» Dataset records
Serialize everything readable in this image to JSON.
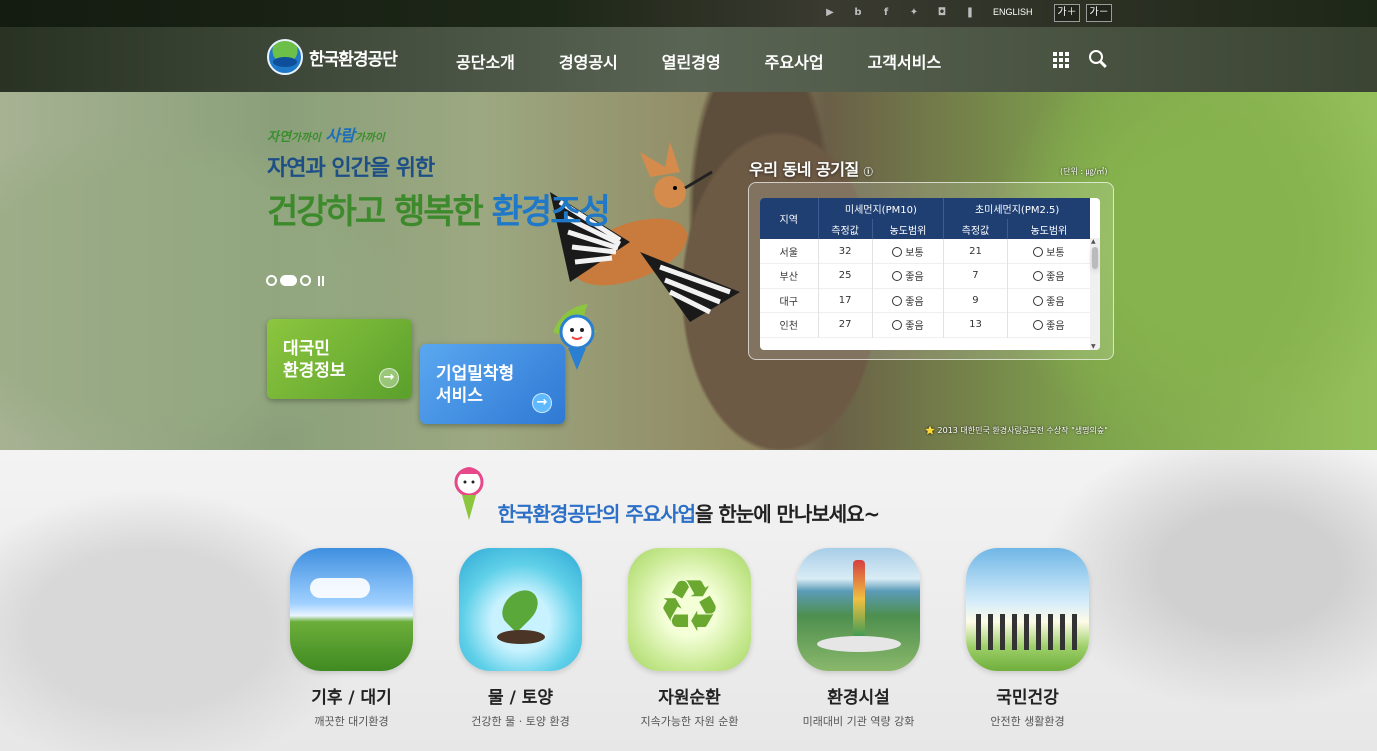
{
  "util": {
    "sns": [
      "youtube-icon",
      "blog-icon",
      "facebook-icon",
      "twitter-icon",
      "instagram-icon",
      "kakao-icon"
    ],
    "english": "ENGLISH",
    "font_up": "가＋",
    "font_down": "가－"
  },
  "header": {
    "logo_text": "한국환경공단",
    "menu": [
      "공단소개",
      "경영공시",
      "열린경영",
      "주요사업",
      "고객서비스"
    ]
  },
  "hero": {
    "tagline_a": "자연",
    "tagline_b": "가까이",
    "tagline_c": "사람",
    "tagline_d": "가까이",
    "slogan1": "자연과 인간을 위한",
    "slogan2_a": "건강하고 ",
    "slogan2_b": "행복한 ",
    "slogan2_c": "환경조성",
    "btn_env_1": "대국민",
    "btn_env_2": "환경정보",
    "btn_biz_1": "기업밀착형",
    "btn_biz_2": "서비스",
    "credit": "2013 대한민국 환경사랑공모전 수상작 \"생명의숲\""
  },
  "air": {
    "title": "우리 동네 공기질",
    "unit": "(단위 : ㎍/㎥)",
    "headers": {
      "region": "지역",
      "pm10": "미세먼지(PM10)",
      "pm25": "초미세먼지(PM2.5)",
      "measured": "측정값",
      "range": "농도범위"
    },
    "rows": [
      {
        "region": "서울",
        "pm10": "32",
        "pm10_grade": "보통",
        "pm25": "21",
        "pm25_grade": "보통"
      },
      {
        "region": "부산",
        "pm10": "25",
        "pm10_grade": "좋음",
        "pm25": "7",
        "pm25_grade": "좋음"
      },
      {
        "region": "대구",
        "pm10": "17",
        "pm10_grade": "좋음",
        "pm25": "9",
        "pm25_grade": "좋음"
      },
      {
        "region": "인천",
        "pm10": "27",
        "pm10_grade": "좋음",
        "pm25": "13",
        "pm25_grade": "좋음"
      }
    ]
  },
  "biz": {
    "title_hl": "한국환경공단의 주요사업",
    "title_rest": "을 한눈에 만나보세요~",
    "cards": [
      {
        "title": "기후 / 대기",
        "desc": "깨끗한 대기환경"
      },
      {
        "title": "물 / 토양",
        "desc": "건강한 물 · 토양 환경"
      },
      {
        "title": "자원순환",
        "desc": "지속가능한 자원 순환"
      },
      {
        "title": "환경시설",
        "desc": "미래대비 기관 역량 강화"
      },
      {
        "title": "국민건강",
        "desc": "안전한 생활환경"
      }
    ]
  },
  "colors": {
    "header_bg": "#2a3622",
    "table_head": "#1f3f73",
    "green_btn": "#6fb033",
    "blue_btn": "#3a86dc",
    "accent_blue": "#2c6fc7",
    "accent_green": "#3d8a2c"
  }
}
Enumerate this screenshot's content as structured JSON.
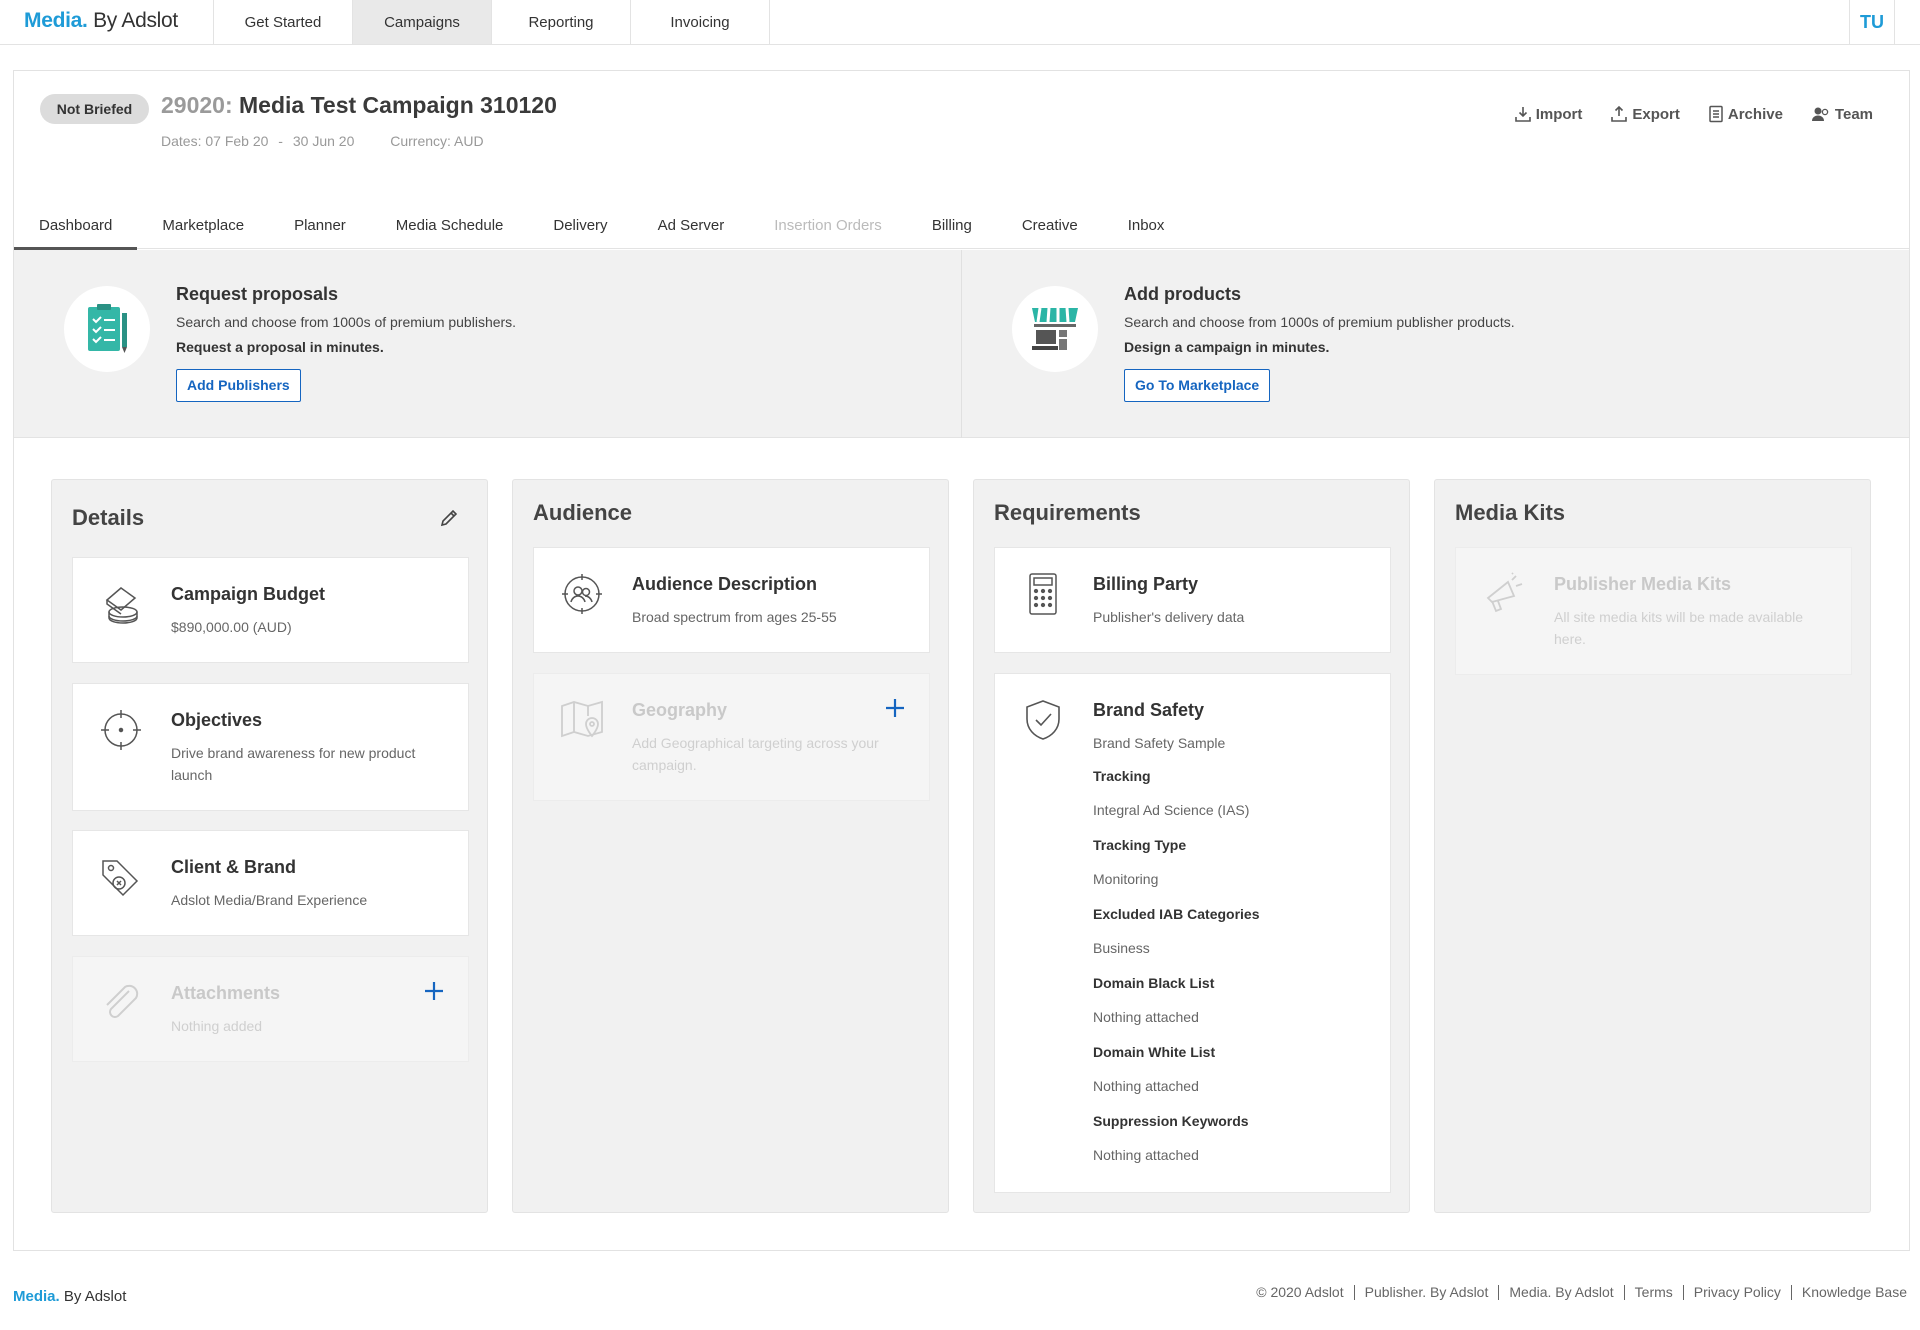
{
  "app": {
    "brand_primary": "Media.",
    "brand_secondary": " By Adslot",
    "accent_color": "#1e9bd7"
  },
  "topnav": [
    {
      "label": "Get Started",
      "active": false
    },
    {
      "label": "Campaigns",
      "active": true
    },
    {
      "label": "Reporting",
      "active": false
    },
    {
      "label": "Invoicing",
      "active": false
    }
  ],
  "user": {
    "initials": "TU"
  },
  "campaign": {
    "status": "Not Briefed",
    "id": "29020:",
    "name": "Media Test Campaign 310120",
    "dates_label": "Dates: 07 Feb 20",
    "dates_separator": "-",
    "dates_end": "30 Jun 20",
    "currency_label": "Currency: AUD"
  },
  "actions": [
    {
      "label": "Import",
      "icon": "import-icon"
    },
    {
      "label": "Export",
      "icon": "export-icon"
    },
    {
      "label": "Archive",
      "icon": "archive-icon"
    },
    {
      "label": "Team",
      "icon": "team-icon"
    }
  ],
  "subtabs": [
    {
      "label": "Dashboard",
      "active": true,
      "disabled": false
    },
    {
      "label": "Marketplace",
      "active": false,
      "disabled": false
    },
    {
      "label": "Planner",
      "active": false,
      "disabled": false
    },
    {
      "label": "Media Schedule",
      "active": false,
      "disabled": false
    },
    {
      "label": "Delivery",
      "active": false,
      "disabled": false
    },
    {
      "label": "Ad Server",
      "active": false,
      "disabled": false
    },
    {
      "label": "Insertion Orders",
      "active": false,
      "disabled": true
    },
    {
      "label": "Billing",
      "active": false,
      "disabled": false
    },
    {
      "label": "Creative",
      "active": false,
      "disabled": false
    },
    {
      "label": "Inbox",
      "active": false,
      "disabled": false
    }
  ],
  "promos": {
    "proposals": {
      "title": "Request proposals",
      "desc": "Search and choose from 1000s of premium publishers.",
      "strong": "Request a proposal in minutes.",
      "button": "Add Publishers",
      "icon": "checklist-icon"
    },
    "products": {
      "title": "Add products",
      "desc": "Search and choose from 1000s of premium publisher products.",
      "strong": "Design a campaign in minutes.",
      "button": "Go To Marketplace",
      "icon": "storefront-icon"
    }
  },
  "details": {
    "title": "Details",
    "budget": {
      "title": "Campaign Budget",
      "value": "$890,000.00 (AUD)"
    },
    "objectives": {
      "title": "Objectives",
      "value": "Drive brand awareness for new product launch"
    },
    "client": {
      "title": "Client & Brand",
      "value": "Adslot Media/Brand Experience"
    },
    "attachments": {
      "title": "Attachments",
      "value": "Nothing added"
    }
  },
  "audience": {
    "title": "Audience",
    "description": {
      "title": "Audience Description",
      "value": "Broad spectrum from ages 25-55"
    },
    "geography": {
      "title": "Geography",
      "value": "Add Geographical targeting across your campaign."
    }
  },
  "requirements": {
    "title": "Requirements",
    "billing": {
      "title": "Billing Party",
      "value": "Publisher's delivery data"
    },
    "brand_safety": {
      "title": "Brand Safety",
      "value": "Brand Safety Sample",
      "tracking_label": "Tracking",
      "tracking_value": "Integral Ad Science (IAS)",
      "tracking_type_label": "Tracking Type",
      "tracking_type_value": "Monitoring",
      "iab_label": "Excluded IAB Categories",
      "iab_value": "Business",
      "black_label": "Domain Black List",
      "black_value": "Nothing attached",
      "white_label": "Domain White List",
      "white_value": "Nothing attached",
      "keywords_label": "Suppression Keywords",
      "keywords_value": "Nothing attached"
    }
  },
  "media_kits": {
    "title": "Media Kits",
    "publisher": {
      "title": "Publisher Media Kits",
      "value": "All site media kits will be made available here."
    }
  },
  "footer": {
    "brand_primary": "Media.",
    "brand_secondary": " By Adslot",
    "links": [
      "© 2020 Adslot",
      "Publisher. By Adslot",
      "Media. By Adslot",
      "Terms",
      "Privacy Policy",
      "Knowledge Base"
    ]
  }
}
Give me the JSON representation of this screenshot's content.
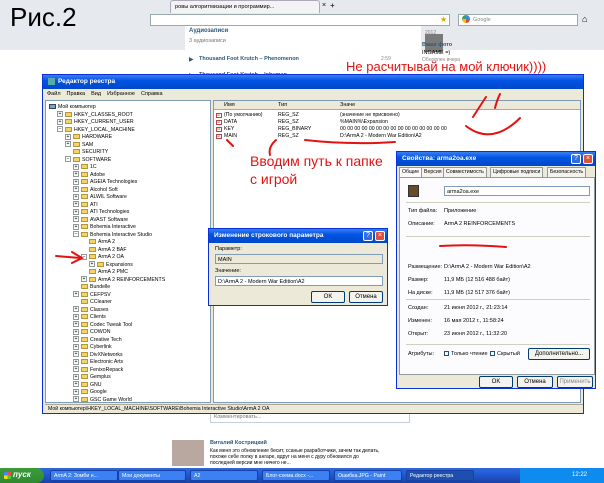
{
  "figure_label": "Рис.2",
  "browser": {
    "tabs": [
      "ровы алгоритмизации и программир..."
    ],
    "search_placeholder": "Google",
    "vk_title": "Аудиозаписи",
    "vk_subtitle": "3 аудиозаписи",
    "tracks": [
      {
        "title": "Thousand Foot Krutch – Phenomenon",
        "time": "2:59"
      },
      {
        "title": "Thousand Foot Krutch – Inhuman"
      }
    ],
    "right_year": "2012",
    "right_title": "Ваше фото",
    "right_sub1": "INGAME =)",
    "right_sub2": "Обновлен вчера",
    "comment_placeholder": "Комментировать...",
    "commenter_name": "Виталий Кострицкий",
    "comment_text": "Как меня это обновление бесит, ссаные разработчики, зачем так делать, похоже себе полку в ангаре, вдруг на меня с дуру обновился до последней версии мне ничего не..."
  },
  "regedit": {
    "title": "Редактор реестра",
    "menu": [
      "Файл",
      "Правка",
      "Вид",
      "Избранное",
      "Справка"
    ],
    "tree": [
      {
        "label": "Мой компьютер",
        "depth": 0,
        "expand": "-"
      },
      {
        "label": "HKEY_CLASSES_ROOT",
        "depth": 1,
        "expand": "+"
      },
      {
        "label": "HKEY_CURRENT_USER",
        "depth": 1,
        "expand": "+"
      },
      {
        "label": "HKEY_LOCAL_MACHINE",
        "depth": 1,
        "expand": "-"
      },
      {
        "label": "HARDWARE",
        "depth": 2,
        "expand": "+"
      },
      {
        "label": "SAM",
        "depth": 2,
        "expand": "+"
      },
      {
        "label": "SECURITY",
        "depth": 2,
        "expand": ""
      },
      {
        "label": "SOFTWARE",
        "depth": 2,
        "expand": "-"
      },
      {
        "label": "1C",
        "depth": 3,
        "expand": "+"
      },
      {
        "label": "Adobe",
        "depth": 3,
        "expand": "+"
      },
      {
        "label": "AGEIA Technologies",
        "depth": 3,
        "expand": "+"
      },
      {
        "label": "Alcohol Soft",
        "depth": 3,
        "expand": "+"
      },
      {
        "label": "ALWIL Software",
        "depth": 3,
        "expand": "+"
      },
      {
        "label": "ATI",
        "depth": 3,
        "expand": "+"
      },
      {
        "label": "ATI Technologies",
        "depth": 3,
        "expand": "+"
      },
      {
        "label": "AVAST Software",
        "depth": 3,
        "expand": "+"
      },
      {
        "label": "Bohemia Interactive",
        "depth": 3,
        "expand": "+"
      },
      {
        "label": "Bohemia Interactive Studio",
        "depth": 3,
        "expand": "-"
      },
      {
        "label": "ArmA 2",
        "depth": 4,
        "expand": ""
      },
      {
        "label": "ArmA 2 BAF",
        "depth": 4,
        "expand": ""
      },
      {
        "label": "ArmA 2 OA",
        "depth": 4,
        "expand": "-"
      },
      {
        "label": "Expansions",
        "depth": 5,
        "expand": "+"
      },
      {
        "label": "ArmA 2 PMC",
        "depth": 4,
        "expand": ""
      },
      {
        "label": "ArmA 2 REINFORCEMENTS",
        "depth": 4,
        "expand": "+"
      },
      {
        "label": "Bundelle",
        "depth": 3,
        "expand": ""
      },
      {
        "label": "CEFPSV",
        "depth": 3,
        "expand": "+"
      },
      {
        "label": "CCleaner",
        "depth": 3,
        "expand": ""
      },
      {
        "label": "Classes",
        "depth": 3,
        "expand": "+"
      },
      {
        "label": "Clients",
        "depth": 3,
        "expand": "+"
      },
      {
        "label": "Codec Tweak Tool",
        "depth": 3,
        "expand": "+"
      },
      {
        "label": "COWON",
        "depth": 3,
        "expand": "+"
      },
      {
        "label": "Creative Tech",
        "depth": 3,
        "expand": "+"
      },
      {
        "label": "Cyberlink",
        "depth": 3,
        "expand": "+"
      },
      {
        "label": "DivXNetworks",
        "depth": 3,
        "expand": "+"
      },
      {
        "label": "Electronic Arts",
        "depth": 3,
        "expand": "+"
      },
      {
        "label": "FenixoRepack",
        "depth": 3,
        "expand": "+"
      },
      {
        "label": "Gemplus",
        "depth": 3,
        "expand": "+"
      },
      {
        "label": "GNU",
        "depth": 3,
        "expand": "+"
      },
      {
        "label": "Google",
        "depth": 3,
        "expand": "+"
      },
      {
        "label": "GSC Game World",
        "depth": 3,
        "expand": "+"
      }
    ],
    "columns": {
      "name": "Имя",
      "type": "Тип",
      "value": "Значе"
    },
    "values": [
      {
        "name": "(По умолчанию)",
        "type": "REG_SZ",
        "data": "(значение не присвоено)"
      },
      {
        "name": "DATA",
        "type": "REG_SZ",
        "data": "%MAIN%\\Expansion"
      },
      {
        "name": "KEY",
        "type": "REG_BINARY",
        "data": "00 00 00 00 00 00 00 00 00 00 00 00 00 00 00"
      },
      {
        "name": "MAIN",
        "type": "REG_SZ",
        "data": "D:\\ArmA 2 - Modern War Edition\\A2"
      }
    ],
    "status": "Мой компьютер\\HKEY_LOCAL_MACHINE\\SOFTWARE\\Bohemia Interactive Studio\\ArmA 2 OA"
  },
  "edit_dialog": {
    "title": "Изменение строкового параметра",
    "param_label": "Параметр:",
    "param_value": "MAIN",
    "value_label": "Значение:",
    "value_value": "D:\\ArmA 2 - Modern War Edition\\A2",
    "ok": "OK",
    "cancel": "Отмена"
  },
  "properties_dialog": {
    "title": "Свойства: arma2oa.exe",
    "tabs": [
      "Общие",
      "Версия",
      "Совместимость",
      "Цифровые подписи",
      "Безопасность"
    ],
    "filename": "arma2oa.exe",
    "rows": [
      {
        "label": "Тип файла:",
        "value": "Приложение"
      },
      {
        "label": "Описание:",
        "value": "ArmA 2 REINFORCEMENTS"
      },
      {
        "label": "Размещение:",
        "value": "D:\\ArmA 2 - Modern War Edition\\A2"
      },
      {
        "label": "Размер:",
        "value": "11,9 МБ (12 516 488 байт)"
      },
      {
        "label": "На диске:",
        "value": "11,9 МБ (12 517 376 байт)"
      },
      {
        "label": "Создан:",
        "value": "21 июня 2012 г., 21:23:14"
      },
      {
        "label": "Изменен:",
        "value": "16 мая 2012 г., 11:58:24"
      },
      {
        "label": "Открыт:",
        "value": "23 июня 2012 г., 11:32:20"
      }
    ],
    "attrs_label": "Атрибуты:",
    "readonly": "Только чтение",
    "hidden": "Скрытый",
    "more": "Дополнительно...",
    "ok": "OK",
    "cancel": "Отмена",
    "apply": "Применить"
  },
  "annotations": {
    "no_key": "Не расчитывай на мой ключик))))",
    "enter_path": "Вводим путь к папке с игрой"
  },
  "taskbar": {
    "start": "пуск",
    "tasks": [
      "ArmA 2: Зомби н...",
      "Мои документы",
      "A2",
      "Блог-схема.docx -...",
      "Ошибка.JPG - Paint",
      "Редактор реестра"
    ],
    "time": "12:22"
  },
  "colors": {
    "annotation": "#e31313",
    "xp_title": "#0054e3",
    "taskbar": "#245edb",
    "start": "#3c9a3c"
  }
}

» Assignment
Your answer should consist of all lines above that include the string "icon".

» Exercise output
      "youtube-icon",
      "blog-icon",
      "facebook-icon",
      "twitter-icon",
      "instagram-icon",
      "kakao-icon"
      "icon": "import-icon"
      "icon": "export-icon"
      "icon": "archive-icon"
      "icon": "team-icon"
      "icon": "checklist-icon"
      "icon": "storefront-icon"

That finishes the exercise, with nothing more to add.